Where am I? Who is this? What is this? Campus is huge and it feels different to how it does on open days. Luckily, there’s a map on the Northampton app if you need it. This year, we’ll all be lost as it’s a new campus so don’t worry.
This feels like a school trip. I genuinely thought that university felt like a school residential trip for about 2 months. There’s no real explanation for this, it’s just kind of an odd feeling.
Wait I’m going home again? I had this when I went home for the Christmas break, when I had to adjust to human sleeping hours and not having the library on my doorstep. The first holiday at home is the hardest, and your relationship will change with your family if you live away from home. (Don’t worry though, it happens to everyone).
Okay I think I’m getting the hang of this. This is when you feel like you know the way to class, you know how to write an essay and you know how to adult. Everything is good.
I can’t… I just can’t deal with exams. They come around quicker than you think, and I made the mistaken of not having good notes. Revise little and often, get help from your lectures and please remember to turn up to them.
Now what? First year finishes after exams (unless you do resits) so you now have 4 months to kill. Have fun with it!

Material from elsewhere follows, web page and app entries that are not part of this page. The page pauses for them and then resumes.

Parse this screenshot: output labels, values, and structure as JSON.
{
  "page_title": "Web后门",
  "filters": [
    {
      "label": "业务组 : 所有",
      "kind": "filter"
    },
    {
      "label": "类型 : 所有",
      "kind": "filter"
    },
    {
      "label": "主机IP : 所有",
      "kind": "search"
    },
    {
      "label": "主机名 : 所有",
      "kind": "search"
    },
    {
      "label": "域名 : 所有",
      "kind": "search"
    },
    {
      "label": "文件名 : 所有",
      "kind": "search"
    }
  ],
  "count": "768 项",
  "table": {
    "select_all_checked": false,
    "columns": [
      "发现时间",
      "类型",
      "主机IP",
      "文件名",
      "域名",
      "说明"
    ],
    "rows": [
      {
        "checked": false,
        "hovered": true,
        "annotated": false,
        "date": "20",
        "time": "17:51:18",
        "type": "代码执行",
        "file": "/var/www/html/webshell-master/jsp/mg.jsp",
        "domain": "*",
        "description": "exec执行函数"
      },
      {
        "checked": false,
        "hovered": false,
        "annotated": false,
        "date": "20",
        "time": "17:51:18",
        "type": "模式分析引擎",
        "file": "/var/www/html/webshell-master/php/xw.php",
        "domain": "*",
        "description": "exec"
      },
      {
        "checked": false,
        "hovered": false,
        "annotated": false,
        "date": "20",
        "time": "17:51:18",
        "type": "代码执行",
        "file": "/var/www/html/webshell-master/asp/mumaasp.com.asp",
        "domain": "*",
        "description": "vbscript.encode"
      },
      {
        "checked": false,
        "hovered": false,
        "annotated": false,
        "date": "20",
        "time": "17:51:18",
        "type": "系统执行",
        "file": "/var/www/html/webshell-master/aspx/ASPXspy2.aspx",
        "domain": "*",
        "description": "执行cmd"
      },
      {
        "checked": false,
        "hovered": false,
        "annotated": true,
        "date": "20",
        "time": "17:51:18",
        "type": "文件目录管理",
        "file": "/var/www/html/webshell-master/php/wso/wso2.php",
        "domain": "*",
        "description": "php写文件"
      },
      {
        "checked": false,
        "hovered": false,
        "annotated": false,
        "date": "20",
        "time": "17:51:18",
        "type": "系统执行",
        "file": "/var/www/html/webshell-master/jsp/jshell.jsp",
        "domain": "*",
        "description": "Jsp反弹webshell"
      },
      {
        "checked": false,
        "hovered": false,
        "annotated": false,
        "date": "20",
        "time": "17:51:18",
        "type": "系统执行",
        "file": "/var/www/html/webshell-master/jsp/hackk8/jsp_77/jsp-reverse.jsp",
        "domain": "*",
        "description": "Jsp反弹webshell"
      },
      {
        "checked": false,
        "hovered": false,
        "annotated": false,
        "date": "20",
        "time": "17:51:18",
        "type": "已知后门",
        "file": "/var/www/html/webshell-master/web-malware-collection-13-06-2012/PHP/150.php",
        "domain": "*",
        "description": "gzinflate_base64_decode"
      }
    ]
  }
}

Good luck to all new university students and if you’re coming to study history at Northampton, see you in the next academic year.

Emma Tyler, BA Hons History Student, University of Northampton

Second-year History students visit Imperial War Museum

One feature of the History degree at Northampton is a recurring opportunity to engage with optional field trips.

HIS2014 students at the Imperial War Museum, 15 February 2018

Students posing in front of historical military hardware at the Imperial War Museum!

Last Thursday sixteen second-year students took a break from their normal classes to visit the Imperial War Museum.  Most were studying the optional module HIS2014 First World War and they were accompanied by their lecturer, Dr Jim Beach.  Exploring the recently-upgraded First World War galleries they encountered a multitude of items relevant to the module’s content.  The artefacts helped to reinforce their previous learning and some displays offered fresh insights.  Elbowing younger competitors aside, the students were also able to rediscover their inner child by trying on helmets and uniforms!

This field trip is now in its fourth-year and, as is now customary, everyone adjourned afterwards to a nearby pub to reflect upon the afternoon’s meandering.  And, in a similar vein to previous years, the discussion also turned into an initial planning conference for the History Society trip to Vienna at the end of the students’ third year.  That trip also includes First World War galleries but, being in an Austrian military museum, they tell the story of the conflict from a very different perspective.

 

Dr Jim Beach